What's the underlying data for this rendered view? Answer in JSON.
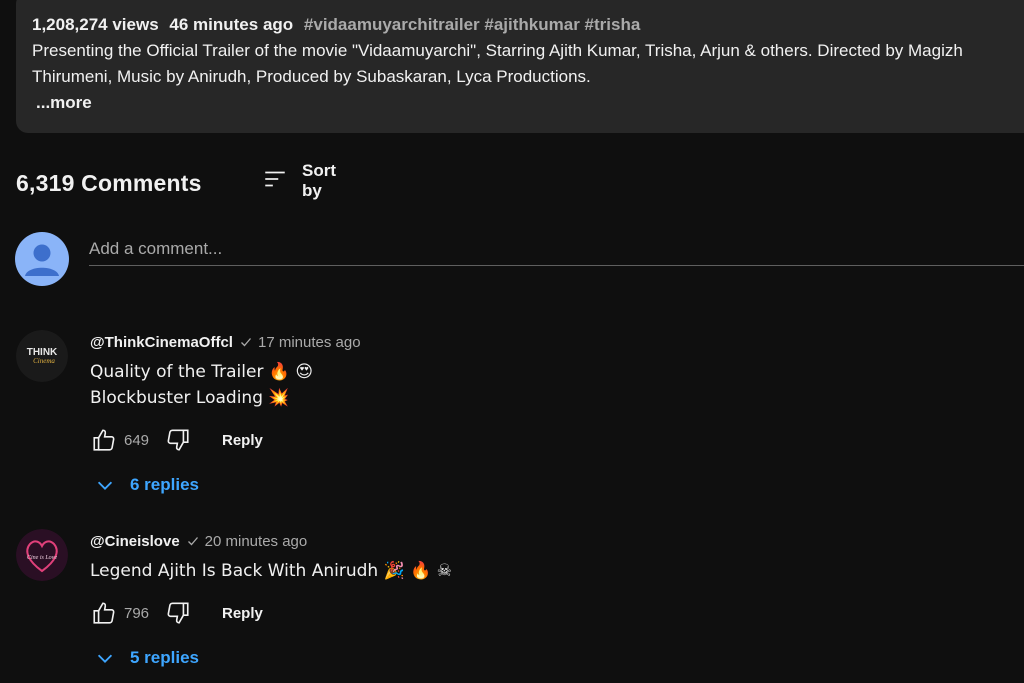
{
  "description": {
    "views": "1,208,274 views",
    "age": "46 minutes ago",
    "tags": "#vidaamuyarchitrailer #ajithkumar #trisha",
    "line1": "Presenting the Official Trailer of the movie \"Vidaamuyarchi\", Starring Ajith Kumar, Trisha, Arjun & others. Directed by Magizh",
    "line2": "Thirumeni, Music by Anirudh, Produced by Subaskaran, Lyca Productions.",
    "more_label": "...more"
  },
  "comments_header": {
    "count_label": "6,319 Comments",
    "sort_label": "Sort by"
  },
  "add_comment": {
    "placeholder": "Add a comment..."
  },
  "comments": [
    {
      "author": "@ThinkCinemaOffcl",
      "time": "17 minutes ago",
      "text": "Quality of the Trailer 🔥 😍\nBlockbuster Loading 💥",
      "likes": "649",
      "reply_label": "Reply",
      "replies_label": "6 replies",
      "avatar_text": "THINK",
      "avatar_subtext": "Cinema"
    },
    {
      "author": "@Cineislove",
      "time": "20 minutes ago",
      "text": "Legend Ajith Is Back With Anirudh 🎉 🔥 ☠",
      "likes": "796",
      "reply_label": "Reply",
      "replies_label": "5 replies",
      "avatar_text": "Cine is Love"
    }
  ],
  "colors": {
    "background": "#0f0f0f",
    "description_bg": "#272727",
    "link_blue": "#3ea6ff",
    "self_avatar": "#8ab4f8"
  }
}
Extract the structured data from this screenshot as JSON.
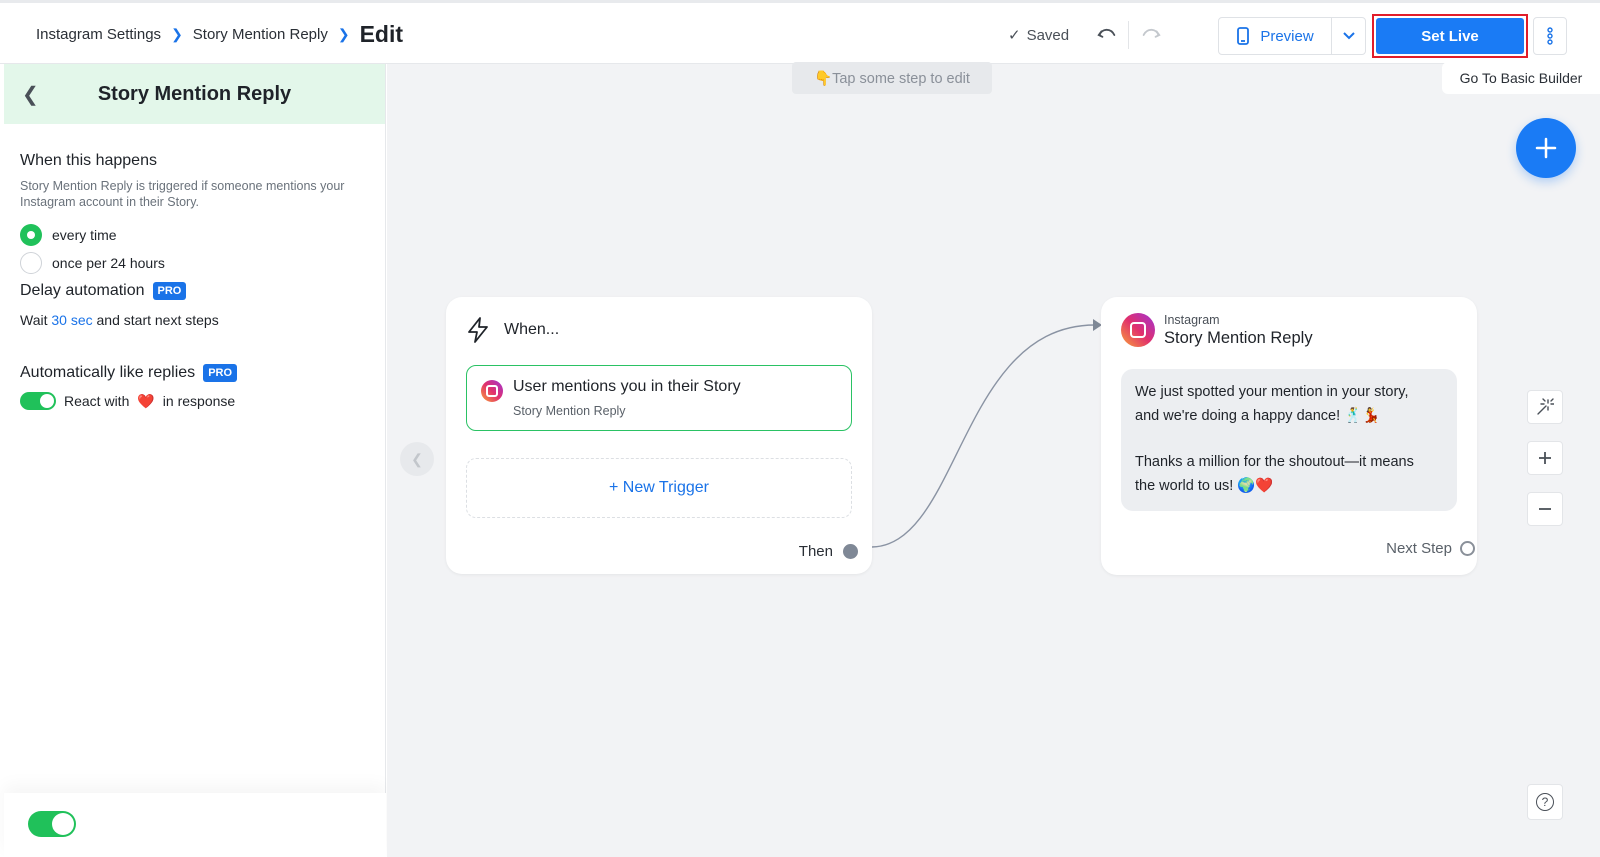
{
  "breadcrumb": {
    "items": [
      "Instagram Settings",
      "Story Mention Reply"
    ],
    "current": "Edit"
  },
  "toolbar": {
    "saved_label": "Saved",
    "preview_label": "Preview",
    "set_live_label": "Set Live"
  },
  "sidebar": {
    "title": "Story Mention Reply",
    "when_title": "When this happens",
    "when_desc": "Story Mention Reply is triggered if someone mentions your Instagram account in their Story.",
    "options": [
      {
        "label": "every time",
        "selected": true
      },
      {
        "label": "once per 24 hours",
        "selected": false
      }
    ],
    "delay": {
      "title": "Delay automation",
      "badge": "PRO",
      "wait_prefix": "Wait",
      "wait_value": "30 sec",
      "wait_suffix": "and start next steps"
    },
    "autolike": {
      "title": "Automatically like replies",
      "badge": "PRO",
      "react_prefix": "React with",
      "react_emoji": "❤️",
      "react_suffix": "in response",
      "enabled": true
    },
    "footer_enabled": true
  },
  "canvas": {
    "tip": "👇Tap some step to edit",
    "basic_builder": "Go To Basic Builder",
    "when_card": {
      "title": "When...",
      "trigger_title": "User mentions you in their Story",
      "trigger_sub": "Story Mention Reply",
      "new_trigger": "+ New Trigger",
      "then_label": "Then"
    },
    "message_card": {
      "app": "Instagram",
      "title": "Story Mention Reply",
      "line1": "We just spotted your mention in your story,",
      "line2": "and we're doing a happy dance! 🕺💃",
      "line3": "Thanks a million for the shoutout—it means",
      "line4": "the world to us! 🌍❤️",
      "next_label": "Next Step"
    }
  },
  "colors": {
    "accent": "#1a7bf5",
    "success": "#20c15a",
    "highlight_border": "#e11d2a",
    "sidebar_header": "#e3f7ea"
  }
}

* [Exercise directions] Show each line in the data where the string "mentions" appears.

* [Final answer]
    "when_desc": "Story Mention Reply is triggered if someone mentions your Instagram account in their Story.",
      "trigger_title": "User mentions you in their Story",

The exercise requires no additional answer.